*To do:* Copy out, from the entries below, each line holding the string "timestamp".

'''

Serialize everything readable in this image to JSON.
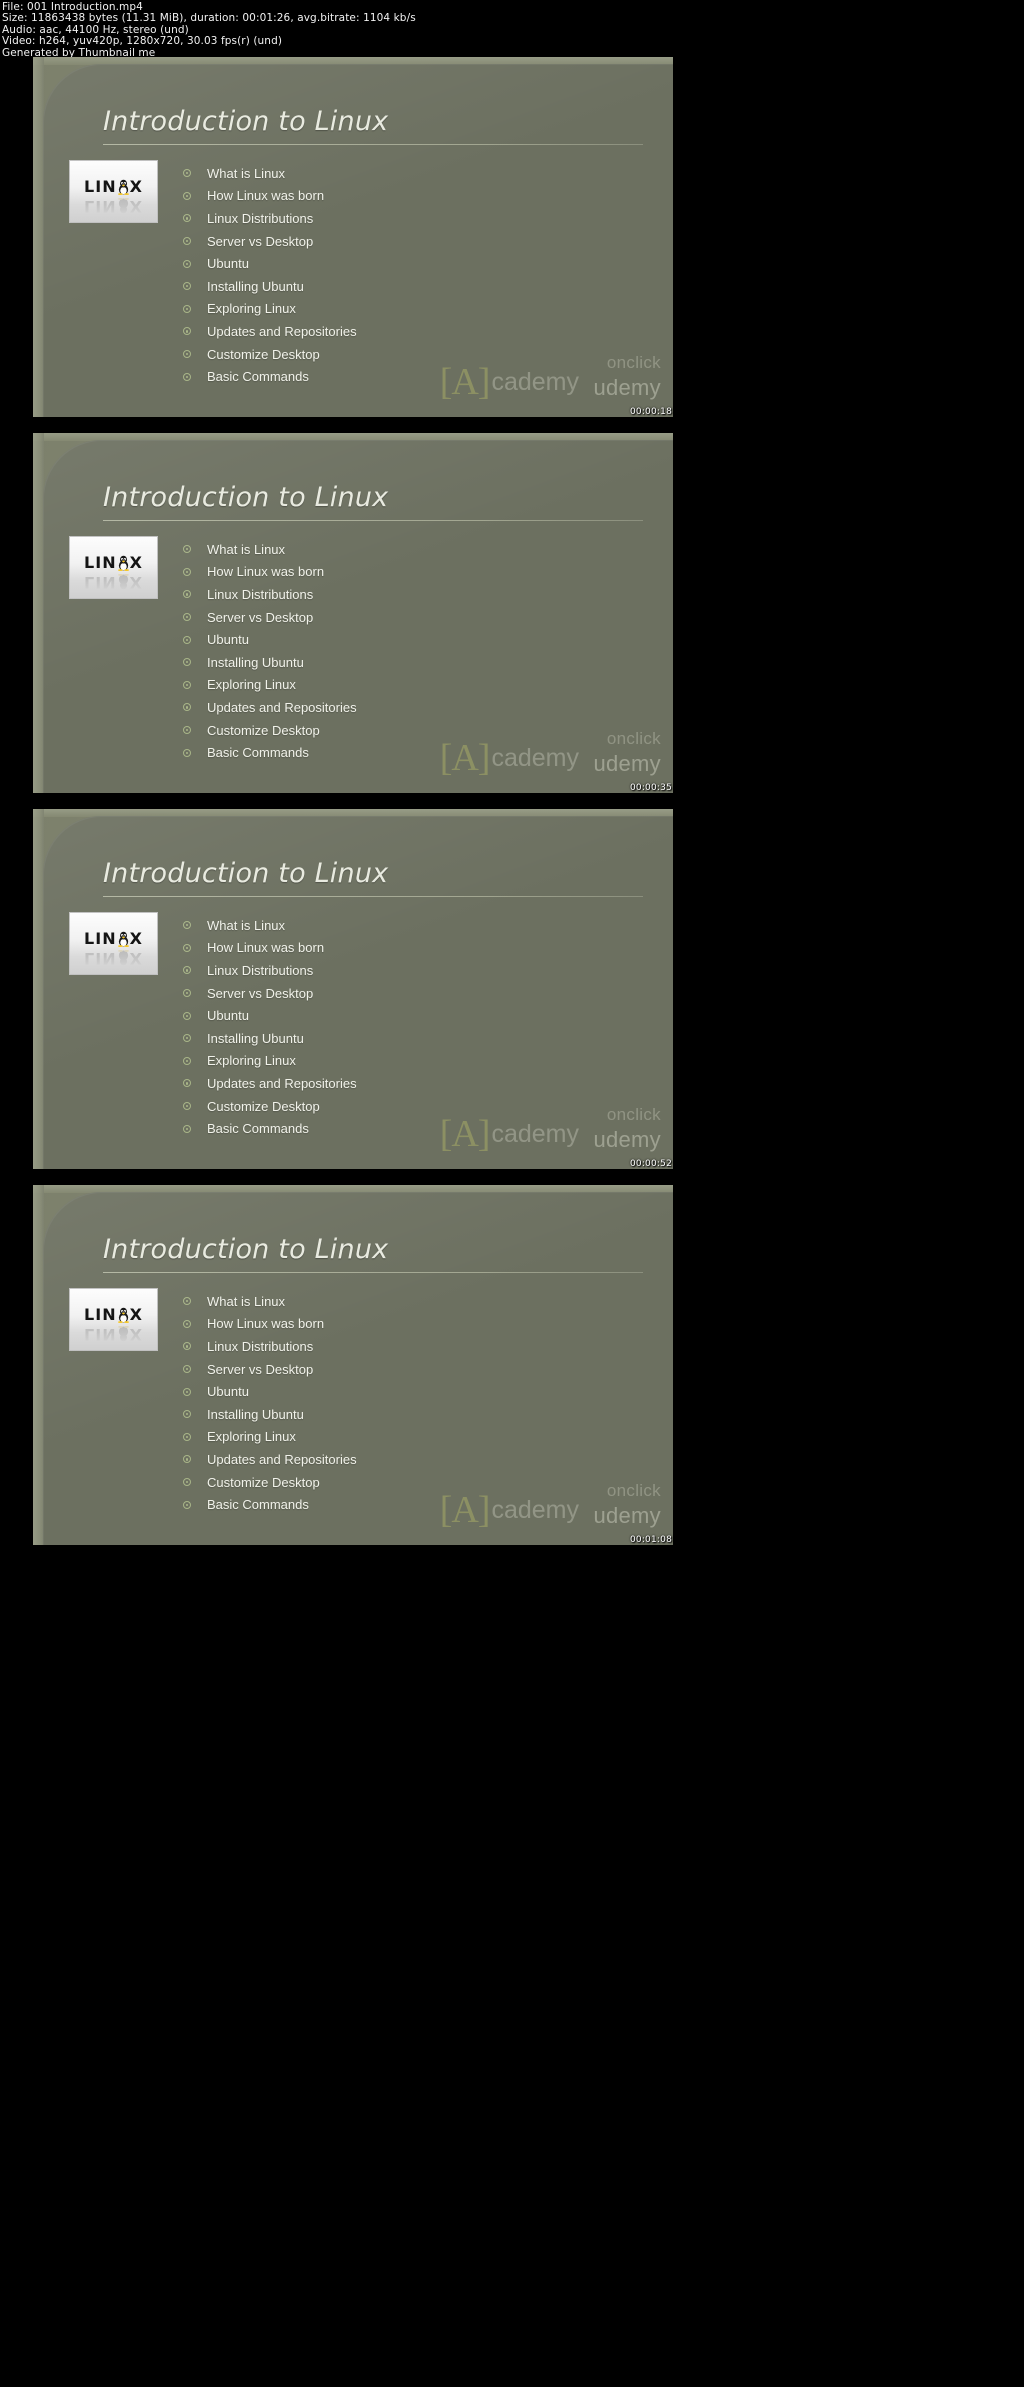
{
  "header": {
    "lines": [
      "File: 001 Introduction.mp4",
      "Size: 11863438 bytes (11.31 MiB), duration: 00:01:26, avg.bitrate: 1104 kb/s",
      "Audio: aac, 44100 Hz, stereo (und)",
      "Video: h264, yuv420p, 1280x720, 30.03 fps(r) (und)",
      "Generated by Thumbnail me"
    ],
    "file_name": "001 Introduction.mp4",
    "size_bytes": "11863438 bytes",
    "size_human": "11.31 MiB",
    "duration": "00:01:26",
    "avg_bitrate": "1104 kb/s",
    "audio_codec": "aac",
    "audio_sample_rate": "44100 Hz",
    "audio_channels": "stereo (und)",
    "video_codec": "h264",
    "pixel_format": "yuv420p",
    "resolution": "1280x720",
    "fps": "30.03 fps(r) (und)",
    "generator": "Generated by Thumbnail me"
  },
  "slide": {
    "title": "Introduction to Linux",
    "logo_word_prefix": "LIN",
    "logo_word_suffix": "X",
    "logo_alt": "linux-logo",
    "bullets": [
      "What is Linux",
      "How Linux was born",
      "Linux Distributions",
      "Server vs Desktop",
      "Ubuntu",
      "Installing Ubuntu",
      "Exploring Linux",
      "Updates and Repositories",
      "Customize Desktop",
      "Basic Commands"
    ]
  },
  "watermark": {
    "academy_bracket_left": "[",
    "academy_bracket_letter": "A",
    "academy_bracket_right": "]",
    "academy_word": "cademy",
    "onclick": "onclick",
    "udemy": "udemy"
  },
  "colors": {
    "slide_background": "#6c7060",
    "slide_frame": "#7c806b",
    "title_text": "#e8eadf",
    "bullet_text": "#f1f2ea",
    "bullet_marker": "#aebb8c",
    "header_background": "#000000",
    "header_text": "#f2f2f2",
    "watermark_accent": "#d8dc6a"
  },
  "thumbnails": [
    {
      "timestamp": "00:00:18"
    },
    {
      "timestamp": "00:00:35"
    },
    {
      "timestamp": "00:00:52"
    },
    {
      "timestamp": "00:01:08"
    }
  ]
}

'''

*Answer space:*
      "timestamp": "00:00:18"
      "timestamp": "00:00:35"
      "timestamp": "00:00:52"
      "timestamp": "00:01:08"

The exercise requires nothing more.